                          For example, lobster at market price. So how much per pound? And what's the range of the weight of the lobsters? OK please select one that's about 1.5 pound, and let me see it before you cook it.

                          1 Reply
                          1. re: PeterL

                            Agreed. In non-asian restaurants they might not actually bring the critter out to you (which is fine by me - I remember being mortified when my elderly Chinese aunt got two young kitchen staffers to bring out a flopping fish to the table for her inspection in a very upscale Bejing restaurant. The poor kids almost dropped the fish several times! I was just hoping it would meet her standards because I figured that the fish would die anyway after all that trauma and out of water time...and luckily it was a beautiful, tasty fish).

                            I don't understand why people are hesitant to ask the price if it's not stated or to state the size/price they are willing to pay. There's no shame in not having a "money is no object" mentality. I always ask what the market price is - they usually tell me, and then volunteer how large whatever it is runs on average, and/or I ask for a suggestion as to size for however many people are eating it, and then specify what I want. Sometimes the waiter will say "Let me check to make sure we have an X lb fish/crab/whatever" and goes in the back to make sure. I would expect that if they could not accomodate my size/price request they would tell me before preparing the dish (they weigh it before they cook it, so they should know) and if they went ahead and made a dish that ended up significantly more than I'd requested, I'd be very unhappy.

                          2. Thank you all for your responses. I should have known better, but I now see that if I really want a "market price" item, such as that rockfish, I should take more precautions before ordering.

                            Any further commentary would be much appreciated! Thank you!

                            3 Replies
                            1. re: link_930

                              I too have learned to ask. During Lent, I had dinner with a colleague and nearly ordered the Dover Sole. All the other fish entrees were in the $24 to $36 range. The Dover Sole was $65!! Who would have thought? How it could be so much more expensive, I have no idea, because it was selling at the supermarket for $9.99 per pound that same week. Maybe it was served smothered in truffles? So -- don't make assumptions. I'm glad I asked.

                              1. re: RGC1982

                                If the fish at the restaurant were actual Dover Sole and the fish at the supermarket was another kind of fish being sold as "Dover Sole" then the prices wouldn't be very surprising. Actual Dove Sole comes from European waters and is fairly expensive. In the States, a lot of flounder and flat white fish is called "Sole" and/or "Dover Sole" though its not.

                                Nonetheless, an excellent example of why one should ask first!

                                1. re: ccbweb

                                  The place that was selling the Dover Sole for $9.99 is usually a reputable market, but this did look a bit cheap to me. Maybe it was flounder, but it looked, for all purposes, like the delicate Dover Sole that I usually see for about $16.99 per pound.

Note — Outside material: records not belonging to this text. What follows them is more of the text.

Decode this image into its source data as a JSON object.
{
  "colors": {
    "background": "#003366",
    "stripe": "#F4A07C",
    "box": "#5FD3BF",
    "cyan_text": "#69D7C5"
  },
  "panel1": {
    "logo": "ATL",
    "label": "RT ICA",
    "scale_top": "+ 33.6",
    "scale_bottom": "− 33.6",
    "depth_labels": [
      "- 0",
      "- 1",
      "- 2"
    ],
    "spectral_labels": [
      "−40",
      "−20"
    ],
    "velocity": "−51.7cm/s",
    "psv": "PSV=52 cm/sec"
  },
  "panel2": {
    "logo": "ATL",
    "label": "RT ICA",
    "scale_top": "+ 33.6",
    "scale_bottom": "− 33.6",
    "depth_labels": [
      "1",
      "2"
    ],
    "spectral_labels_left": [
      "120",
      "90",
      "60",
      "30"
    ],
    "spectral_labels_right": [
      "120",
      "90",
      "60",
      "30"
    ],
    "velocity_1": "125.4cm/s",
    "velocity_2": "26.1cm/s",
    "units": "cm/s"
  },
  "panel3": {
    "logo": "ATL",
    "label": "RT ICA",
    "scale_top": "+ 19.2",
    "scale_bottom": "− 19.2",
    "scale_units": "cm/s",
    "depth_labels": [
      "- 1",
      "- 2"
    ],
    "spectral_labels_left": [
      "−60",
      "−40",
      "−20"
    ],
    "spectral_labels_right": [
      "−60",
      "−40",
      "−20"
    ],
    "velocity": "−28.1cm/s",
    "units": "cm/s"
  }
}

                            2. I have no inhibitions when it comes to asking the price of something. BUT, I've said before, PRINTERS ARE CHEAP! print prices, print specials. keep wine lists current.